Would-be medical cannabis patients in and around Tulsa can’t find providers willing to make MMJ recommendations, several months after Oklahoma became the 30th state in the union to legalize medical marijuana.
Some believe that may be due to large health care systems warning their doctors to stay away and not talk to patients about cannabis options.
Patients seeking licenses, per the Tulsa World, say they’ve been turned away from their primary care providers at several medical centers.
A spokeswoman for one of them, the Saint Francis Health System, said in a statement that their clinics abided by both state and federal laws governing the practice of medicine. “To this end, Warren Clinic physicians and providers are not able to endorse or promote the use of cannabis with their patients.”
Another medical center said the as a Schedule I drug, cannabis lacked clinical evidence for therapeutic purposes. “To this end, OSUMC physicians and providers are not able to endorse or promote the use of cannabis with their patients,” read a statement from Oklahoma State University Medical Center.
Other Tulsa-based health care systems like Integris and Hillcrest have a more open policy although they allow only specific physicians to recommend MMJ. Others allow exceptions for hematologists, oncologists, palliative care physicians and pain management physicians.
At the end of August, the Oklahoma Medical Marijuana Authority (OMMA) released a list of 38 physicians across the state who have registered as providers willing to recommend medical marijuana. OMMA said in a statement that the list was being released “as a courtesy to potential OMMA applicants” whose own doctors may be unwilling to sign a recommendation.
Only nine physicians in the Tulsa area have registered with OMMA so far.
Dr. Katrina Crader, an M.D. at UKPsych clinic in south Tulsa, is among those who registered. She treats patients with anxiety, addictions, post-traumatic stress disorder, insomnia, chronic pain and cancer.
“I was seeing more and more that patients who tried medical marijuana were on less medication for their anxiety and were not getting addicted to opioids or benzos (such as Valium, Xanax and Ativan),” Dr. Crader said.

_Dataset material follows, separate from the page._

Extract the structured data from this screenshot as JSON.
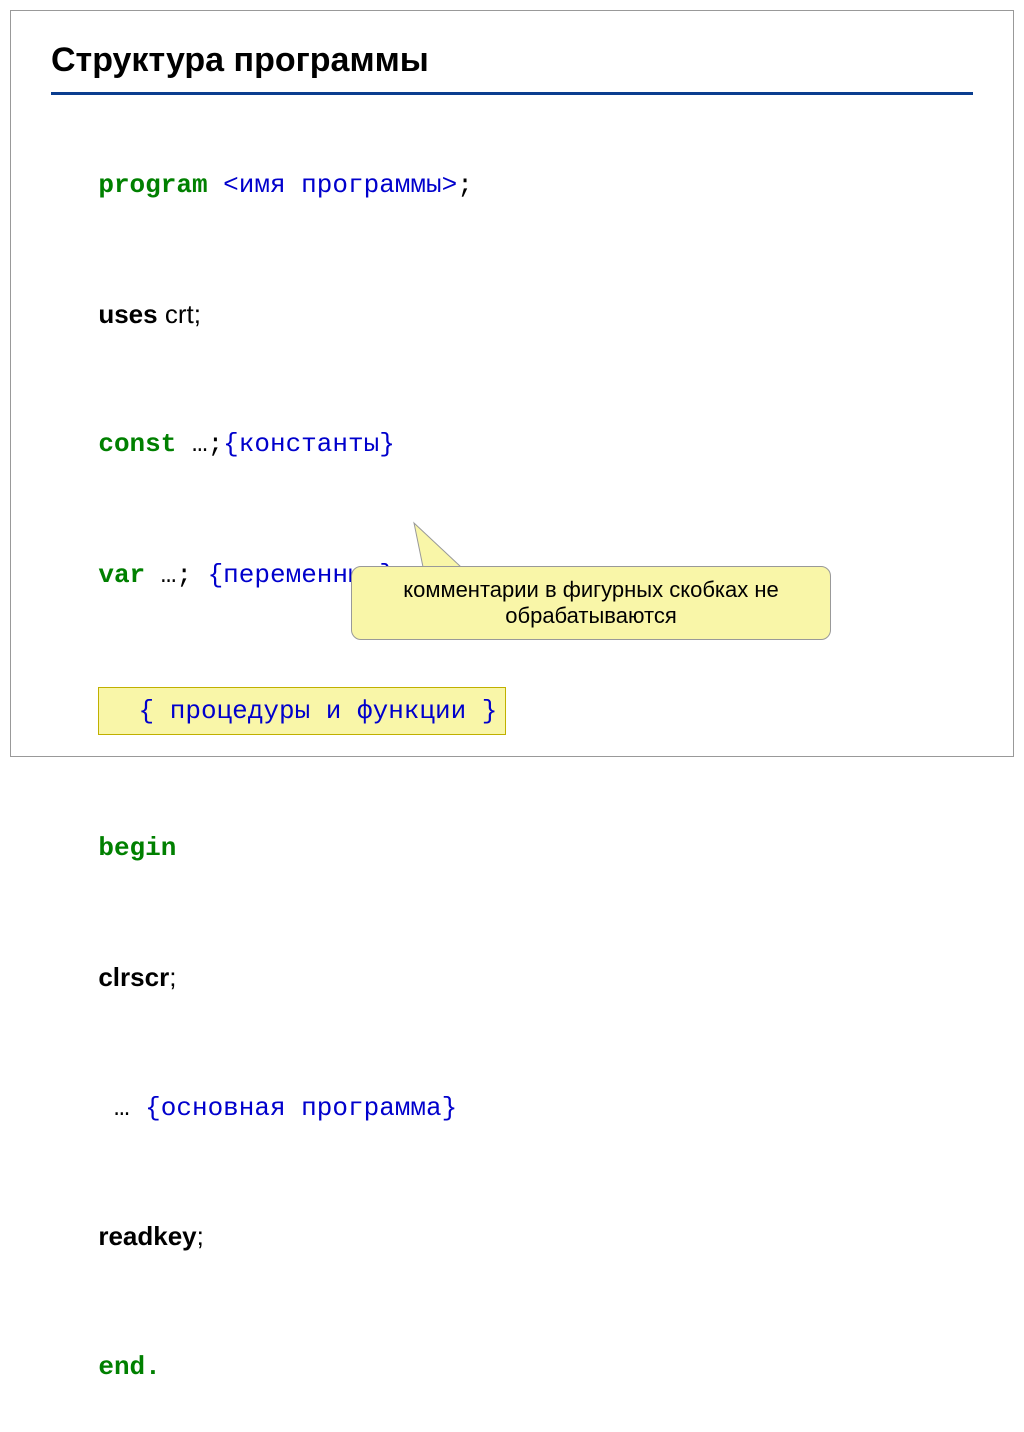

“They found the medical marijuana by itself was more than enough to control both their addictions and their anxiety. So I thought, ‘This is something I need to do for my clients,’” added Crader. “We’re here to educate and make sure it’s used properly, like any medication.”